(Beginning of RECORDS FOR THIS EXERCISE)

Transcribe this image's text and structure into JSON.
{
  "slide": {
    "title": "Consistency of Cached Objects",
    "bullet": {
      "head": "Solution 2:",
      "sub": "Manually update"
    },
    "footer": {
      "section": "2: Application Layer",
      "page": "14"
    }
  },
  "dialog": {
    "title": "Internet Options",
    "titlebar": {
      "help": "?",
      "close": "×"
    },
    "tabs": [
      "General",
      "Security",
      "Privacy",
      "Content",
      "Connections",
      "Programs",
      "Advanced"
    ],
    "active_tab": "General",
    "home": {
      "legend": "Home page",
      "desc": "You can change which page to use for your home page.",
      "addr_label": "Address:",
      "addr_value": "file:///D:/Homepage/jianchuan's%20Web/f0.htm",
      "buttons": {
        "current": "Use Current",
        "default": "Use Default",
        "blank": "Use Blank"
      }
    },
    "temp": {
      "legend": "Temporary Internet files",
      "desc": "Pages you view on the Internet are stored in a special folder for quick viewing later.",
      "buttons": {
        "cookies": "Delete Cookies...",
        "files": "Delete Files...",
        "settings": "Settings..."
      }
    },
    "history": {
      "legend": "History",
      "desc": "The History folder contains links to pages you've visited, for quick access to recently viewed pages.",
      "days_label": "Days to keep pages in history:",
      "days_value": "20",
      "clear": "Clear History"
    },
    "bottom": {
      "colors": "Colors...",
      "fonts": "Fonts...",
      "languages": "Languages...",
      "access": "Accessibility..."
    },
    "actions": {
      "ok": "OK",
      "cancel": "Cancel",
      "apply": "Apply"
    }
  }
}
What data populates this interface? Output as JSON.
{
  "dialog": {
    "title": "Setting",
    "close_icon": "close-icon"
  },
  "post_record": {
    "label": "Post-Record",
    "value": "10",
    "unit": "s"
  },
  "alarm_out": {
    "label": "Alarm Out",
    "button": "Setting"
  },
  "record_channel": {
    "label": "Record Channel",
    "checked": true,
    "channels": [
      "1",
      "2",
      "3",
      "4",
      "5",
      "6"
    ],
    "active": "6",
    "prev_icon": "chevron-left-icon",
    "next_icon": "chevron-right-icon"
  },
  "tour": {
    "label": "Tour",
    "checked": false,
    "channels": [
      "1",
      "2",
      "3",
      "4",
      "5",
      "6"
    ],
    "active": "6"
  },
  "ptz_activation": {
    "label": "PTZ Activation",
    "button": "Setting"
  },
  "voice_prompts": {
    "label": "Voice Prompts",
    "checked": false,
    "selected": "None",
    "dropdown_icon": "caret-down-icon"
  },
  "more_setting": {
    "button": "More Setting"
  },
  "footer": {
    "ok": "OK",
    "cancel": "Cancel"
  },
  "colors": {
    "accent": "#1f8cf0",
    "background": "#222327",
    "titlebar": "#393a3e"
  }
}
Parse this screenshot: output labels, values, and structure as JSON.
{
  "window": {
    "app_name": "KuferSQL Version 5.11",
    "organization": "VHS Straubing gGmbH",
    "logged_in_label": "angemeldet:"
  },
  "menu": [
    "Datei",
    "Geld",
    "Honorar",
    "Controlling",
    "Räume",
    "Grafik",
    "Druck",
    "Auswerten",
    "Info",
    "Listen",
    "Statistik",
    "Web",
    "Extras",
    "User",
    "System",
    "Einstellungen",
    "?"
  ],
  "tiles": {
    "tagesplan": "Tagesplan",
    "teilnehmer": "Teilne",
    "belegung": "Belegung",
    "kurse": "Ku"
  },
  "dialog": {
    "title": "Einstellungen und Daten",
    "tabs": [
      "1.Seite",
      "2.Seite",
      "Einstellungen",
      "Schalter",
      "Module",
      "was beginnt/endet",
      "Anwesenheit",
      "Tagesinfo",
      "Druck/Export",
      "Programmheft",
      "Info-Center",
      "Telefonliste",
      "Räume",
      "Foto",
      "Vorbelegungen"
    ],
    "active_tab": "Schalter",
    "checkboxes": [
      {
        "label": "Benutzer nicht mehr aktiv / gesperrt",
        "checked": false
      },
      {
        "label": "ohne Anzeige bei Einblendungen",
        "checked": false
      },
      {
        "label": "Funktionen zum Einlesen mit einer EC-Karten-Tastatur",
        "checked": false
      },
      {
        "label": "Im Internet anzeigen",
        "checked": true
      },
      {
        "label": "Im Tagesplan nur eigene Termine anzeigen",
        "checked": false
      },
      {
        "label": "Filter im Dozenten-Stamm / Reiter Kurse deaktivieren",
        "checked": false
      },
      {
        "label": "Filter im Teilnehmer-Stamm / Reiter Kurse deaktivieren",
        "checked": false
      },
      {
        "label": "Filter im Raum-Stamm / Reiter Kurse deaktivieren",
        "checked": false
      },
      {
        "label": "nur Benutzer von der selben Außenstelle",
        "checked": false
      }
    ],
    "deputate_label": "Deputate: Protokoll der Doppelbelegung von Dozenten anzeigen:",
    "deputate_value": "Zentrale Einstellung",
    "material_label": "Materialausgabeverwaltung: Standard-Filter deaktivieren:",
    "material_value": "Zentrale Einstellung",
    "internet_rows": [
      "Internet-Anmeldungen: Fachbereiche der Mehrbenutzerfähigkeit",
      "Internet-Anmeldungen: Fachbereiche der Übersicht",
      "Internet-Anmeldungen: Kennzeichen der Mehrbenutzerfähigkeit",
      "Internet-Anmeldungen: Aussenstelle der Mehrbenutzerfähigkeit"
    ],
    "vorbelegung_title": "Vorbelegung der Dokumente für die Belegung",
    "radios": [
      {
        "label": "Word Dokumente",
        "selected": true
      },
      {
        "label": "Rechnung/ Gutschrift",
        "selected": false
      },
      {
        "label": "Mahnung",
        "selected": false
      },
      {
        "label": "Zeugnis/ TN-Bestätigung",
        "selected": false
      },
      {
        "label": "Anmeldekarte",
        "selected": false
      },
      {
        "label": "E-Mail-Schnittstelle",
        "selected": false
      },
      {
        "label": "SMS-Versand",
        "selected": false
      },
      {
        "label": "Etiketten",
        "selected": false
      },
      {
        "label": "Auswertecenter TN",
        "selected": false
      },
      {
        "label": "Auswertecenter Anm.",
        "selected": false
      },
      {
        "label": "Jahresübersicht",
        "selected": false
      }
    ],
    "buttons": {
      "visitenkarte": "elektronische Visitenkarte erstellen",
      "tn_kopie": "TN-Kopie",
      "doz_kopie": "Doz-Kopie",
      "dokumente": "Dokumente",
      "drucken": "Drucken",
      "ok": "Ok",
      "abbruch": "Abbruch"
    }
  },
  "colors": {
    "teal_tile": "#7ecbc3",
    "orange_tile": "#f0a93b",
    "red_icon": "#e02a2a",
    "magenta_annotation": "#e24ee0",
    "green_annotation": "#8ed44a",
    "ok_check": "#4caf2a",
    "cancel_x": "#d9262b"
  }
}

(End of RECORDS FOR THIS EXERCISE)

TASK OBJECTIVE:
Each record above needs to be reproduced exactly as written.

ANSWER TO THE PROBLEM:
Transcribe this image's text and structure into JSON.
{
  "slide": {
    "title": "Consistency of Cached Objects",
    "bullet": {
      "head": "Solution 2:",
      "sub": "Manually update"
    },
    "footer": {
      "section": "2: Application Layer",
      "page": "14"
    }
  },
  "dialog": {
    "title": "Internet Options",
    "titlebar": {
      "help": "?",
      "close": "×"
    },
    "tabs": [
      "General",
      "Security",
      "Privacy",
      "Content",
      "Connections",
      "Programs",
      "Advanced"
    ],
    "active_tab": "General",
    "home": {
      "legend": "Home page",
      "desc": "You can change which page to use for your home page.",
      "addr_label": "Address:",
      "addr_value": "file:///D:/Homepage/jianchuan's%20Web/f0.htm",
      "buttons": {
        "current": "Use Current",
        "default": "Use Default",
        "blank": "Use Blank"
      }
    },
    "temp": {
      "legend": "Temporary Internet files",
      "desc": "Pages you view on the Internet are stored in a special folder for quick viewing later.",
      "buttons": {
        "cookies": "Delete Cookies...",
        "files": "Delete Files...",
        "settings": "Settings..."
      }
    },
    "history": {
      "legend": "History",
      "desc": "The History folder contains links to pages you've visited, for quick access to recently viewed pages.",
      "days_label": "Days to keep pages in history:",
      "days_value": "20",
      "clear": "Clear History"
    },
    "bottom": {
      "colors": "Colors...",
      "fonts": "Fonts...",
      "languages": "Languages...",
      "access": "Accessibility..."
    },
    "actions": {
      "ok": "OK",
      "cancel": "Cancel",
      "apply": "Apply"
    }
  }
}
What data populates this interface? Output as JSON.
{
  "dialog": {
    "title": "Setting",
    "close_icon": "close-icon"
  },
  "post_record": {
    "label": "Post-Record",
    "value": "10",
    "unit": "s"
  },
  "alarm_out": {
    "label": "Alarm Out",
    "button": "Setting"
  },
  "record_channel": {
    "label": "Record Channel",
    "checked": true,
    "channels": [
      "1",
      "2",
      "3",
      "4",
      "5",
      "6"
    ],
    "active": "6",
    "prev_icon": "chevron-left-icon",
    "next_icon": "chevron-right-icon"
  },
  "tour": {
    "label": "Tour",
    "checked": false,
    "channels": [
      "1",
      "2",
      "3",
      "4",
      "5",
      "6"
    ],
    "active": "6"
  },
  "ptz_activation": {
    "label": "PTZ Activation",
    "button": "Setting"
  },
  "voice_prompts": {
    "label": "Voice Prompts",
    "checked": false,
    "selected": "None",
    "dropdown_icon": "caret-down-icon"
  },
  "more_setting": {
    "button": "More Setting"
  },
  "footer": {
    "ok": "OK",
    "cancel": "Cancel"
  },
  "colors": {
    "accent": "#1f8cf0",
    "background": "#222327",
    "titlebar": "#393a3e"
  }
}
Parse this screenshot: output labels, values, and structure as JSON.
{
  "window": {
    "app_name": "KuferSQL Version 5.11",
    "organization": "VHS Straubing gGmbH",
    "logged_in_label": "angemeldet:"
  },
  "menu": [
    "Datei",
    "Geld",
    "Honorar",
    "Controlling",
    "Räume",
    "Grafik",
    "Druck",
    "Auswerten",
    "Info",
    "Listen",
    "Statistik",
    "Web",
    "Extras",
    "User",
    "System",
    "Einstellungen",
    "?"
  ],
  "tiles": {
    "tagesplan": "Tagesplan",
    "teilnehmer": "Teilne",
    "belegung": "Belegung",
    "kurse": "Ku"
  },
  "dialog": {
    "title": "Einstellungen und Daten",
    "tabs": [
      "1.Seite",
      "2.Seite",
      "Einstellungen",
      "Schalter",
      "Module",
      "was beginnt/endet",
      "Anwesenheit",
      "Tagesinfo",
      "Druck/Export",
      "Programmheft",
      "Info-Center",
      "Telefonliste",
      "Räume",
      "Foto",
      "Vorbelegungen"
    ],
    "active_tab": "Schalter",
    "checkboxes": [
      {
        "label": "Benutzer nicht mehr aktiv / gesperrt",
        "checked": false
      },
      {
        "label": "ohne Anzeige bei Einblendungen",
        "checked": false
      },
      {
        "label": "Funktionen zum Einlesen mit einer EC-Karten-Tastatur",
        "checked": false
      },
      {
        "label": "Im Internet anzeigen",
        "checked": true
      },
      {
        "label": "Im Tagesplan nur eigene Termine anzeigen",
        "checked": false
      },
      {
        "label": "Filter im Dozenten-Stamm / Reiter Kurse deaktivieren",
        "checked": false
      },
      {
        "label": "Filter im Teilnehmer-Stamm / Reiter Kurse deaktivieren",
        "checked": false
      },
      {
        "label": "Filter im Raum-Stamm / Reiter Kurse deaktivieren",
        "checked": false
      },
      {
        "label": "nur Benutzer von der selben Außenstelle",
        "checked": false
      }
    ],
    "deputate_label": "Deputate: Protokoll der Doppelbelegung von Dozenten anzeigen:",
    "deputate_value": "Zentrale Einstellung",
    "material_label": "Materialausgabeverwaltung: Standard-Filter deaktivieren:",
    "material_value": "Zentrale Einstellung",
    "internet_rows": [
      "Internet-Anmeldungen: Fachbereiche der Mehrbenutzerfähigkeit",
      "Internet-Anmeldungen: Fachbereiche der Übersicht",
      "Internet-Anmeldungen: Kennzeichen der Mehrbenutzerfähigkeit",
      "Internet-Anmeldungen: Aussenstelle der Mehrbenutzerfähigkeit"
    ],
    "vorbelegung_title": "Vorbelegung der Dokumente für die Belegung",
    "radios": [
      {
        "label": "Word Dokumente",
        "selected": true
      },
      {
        "label": "Rechnung/ Gutschrift",
        "selected": false
      },
      {
        "label": "Mahnung",
        "selected": false
      },
      {
        "label": "Zeugnis/ TN-Bestätigung",
        "selected": false
      },
      {
        "label": "Anmeldekarte",
        "selected": false
      },
      {
        "label": "E-Mail-Schnittstelle",
        "selected": false
      },
      {
        "label": "SMS-Versand",
        "selected": false
      },
      {
        "label": "Etiketten",
        "selected": false
      },
      {
        "label": "Auswertecenter TN",
        "selected": false
      },
      {
        "label": "Auswertecenter Anm.",
        "selected": false
      },
      {
        "label": "Jahresübersicht",
        "selected": false
      }
    ],
    "buttons": {
      "visitenkarte": "elektronische Visitenkarte erstellen",
      "tn_kopie": "TN-Kopie",
      "doz_kopie": "Doz-Kopie",
      "dokumente": "Dokumente",
      "drucken": "Drucken",
      "ok": "Ok",
      "abbruch": "Abbruch"
    }
  },
  "colors": {
    "teal_tile": "#7ecbc3",
    "orange_tile": "#f0a93b",
    "red_icon": "#e02a2a",
    "magenta_annotation": "#e24ee0",
    "green_annotation": "#8ed44a",
    "ok_check": "#4caf2a",
    "cancel_x": "#d9262b"
  }
}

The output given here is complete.